“The airport’s infrastructure was improved for both international and domestic passengers. It was closed for a long time, between 2004 and 2009; we couldn’t attend international flights, but we can currently manage 150 passengers simultaneously from any international destination and we hope to have more airlines for more destinations,” he added.
Meanwhile, Ports established that the runway was extended to 8,000 feet and has been available for full service since May. In addition, the airport complies with adequate security within the passenger terminal, boarding bridges and baggage claim areas, both at the international and domestic terminals.
Bayne added that last month Mercedita was visited by airport certification and security inspectors from the Federal Aviation Administration (FAA), who awarded it the highest evaluation of operational and administrative efficiency. The airport was recertified under Title 14, Code of Federal Regulations (CFR), Part 139.
“As the public corporation in charge of overseeing Puerto Rico’s regional airports and in its capacity as AIM’s owner and operator, Ports states and reiterates its commitment to ensure that AIM’s facilities have the necessary infrastructure to continue receiving and managing a higher number of flights and passengers,” Bayne said.
However, the PRTC said that to expand AIM’s offering, Ponce needs to be developed as an attractive tourism destination that meets passenger expectations.
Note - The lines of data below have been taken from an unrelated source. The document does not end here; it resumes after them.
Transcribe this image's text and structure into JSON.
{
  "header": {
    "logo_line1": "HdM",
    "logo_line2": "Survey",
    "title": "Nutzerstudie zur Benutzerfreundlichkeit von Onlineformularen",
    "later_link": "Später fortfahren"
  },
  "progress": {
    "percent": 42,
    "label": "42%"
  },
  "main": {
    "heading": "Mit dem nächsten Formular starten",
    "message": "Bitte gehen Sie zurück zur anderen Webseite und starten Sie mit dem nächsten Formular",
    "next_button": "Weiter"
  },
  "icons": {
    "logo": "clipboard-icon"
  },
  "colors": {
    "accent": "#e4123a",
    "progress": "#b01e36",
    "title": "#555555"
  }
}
“In that regard, we believe the restructuring process that will take effect after the approval of Act 17 of 2017, which established the Destination Marketing Organization, will promote the destination beyond the metro area and allow to expand the offering to the southern region once this area is developed and establishes a touristic product,” Quiñones said.
Rodríguez Hernández assured that after a visual inspection of the airport’s facilities, he concluded they are “pretty up-to-date,” but noted that some outside areas need to be renovated. Bayne explained that as early as June, renovations that include painting the exterior facade and other aesthetic changes will be implemented.
In its exposition of motives, H.R. 133 states that the investigation emerged after a group of residents requested daytime flights from AIM and to expand the airport’s services. However, the officials didn’t discuss if the airport’s operations could become part of a public-private partnership.